BEIJING – China said Tuesday that a boy who disappeared 25 years ago after being picked by the Dalai Lama as Tibetan Buddhism’s second-highest figure is now a college graduate with a stable job.
Very little information has been given about Gedhun Choekyi Nyima or his family since he went missing at age 6 shortly after being named the 11th Panchen Lama.
China, which claims that Tibet is part of its territory, named another boy to the position, Gyaltsen Norbu, who is rarely seen and is believed to spend most of his time in Beijing. He is generally viewed as a political figure under Beijing's control and shares none of the Dalai Lama's global fame.
Foreign ministry spokesperson Zhao Lijian said Gedhun Choekyi Nyima “received free compulsory education when he was a child, passed the college entrance examination and now has a job." Zhao said neither the now-31-year-old man or his family wishes to be disturbed in their “current normal lives.” No other details were given.
The tussle between Beijing and the Dalai Lama, who fled into exile in 1959, concerns who will determine the future of Tibetan Buddhism, which still commands heavy sway over the people of the Himalayan region that China says has been its territory for centuries but which many Tibetans believe was largely independent.
Tibet’s self-declared government-in-exile in India marked the 25th anniversary of Gedhun Choekyi Nyima's disappearance by calling on Beijing on Sunday to account for his whereabouts.
“China’s abduction of the Panchen Lama and forcible denial of his religious identity and right to practice in his monastery is not only a violation of religious freedom but also a gross violation of human rights,” the Tibetan parliament in northern India, known as the Kashag, said in a statement.

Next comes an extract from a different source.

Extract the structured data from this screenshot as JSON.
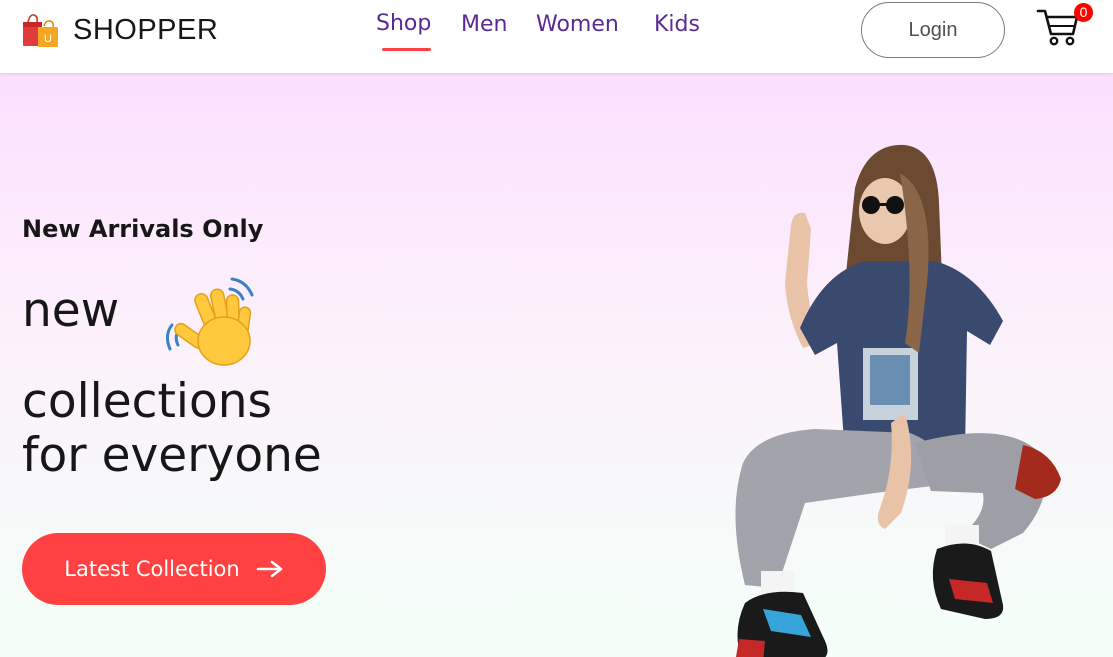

U.S. Secretary of State Mike Pompeo also issued a statement on Monday calling on China to “immediately make public the Panchen Lama’s whereabouts and to uphold its own constitution and international commitments to promote religious freedom for all persons."
The Dalai Lama named the original Panchen Lama with the help of Tibetan lamas trained in reading portents and signs. China claims the reincarnate can only be chosen by pulling lots from a golden urn, a method it used to pick its own candidate under the control of the officially atheistic ruling Communist Party.
Traditionally, the Panchen Lama has served as teacher and aide to the Dalai Lama, Tibetan Buddhism’s highest leader who is now 84 and is accused by Beijing of seeking independence for Tibet. The Dalai Lama denies that and says he advocates greater autonomy for the region.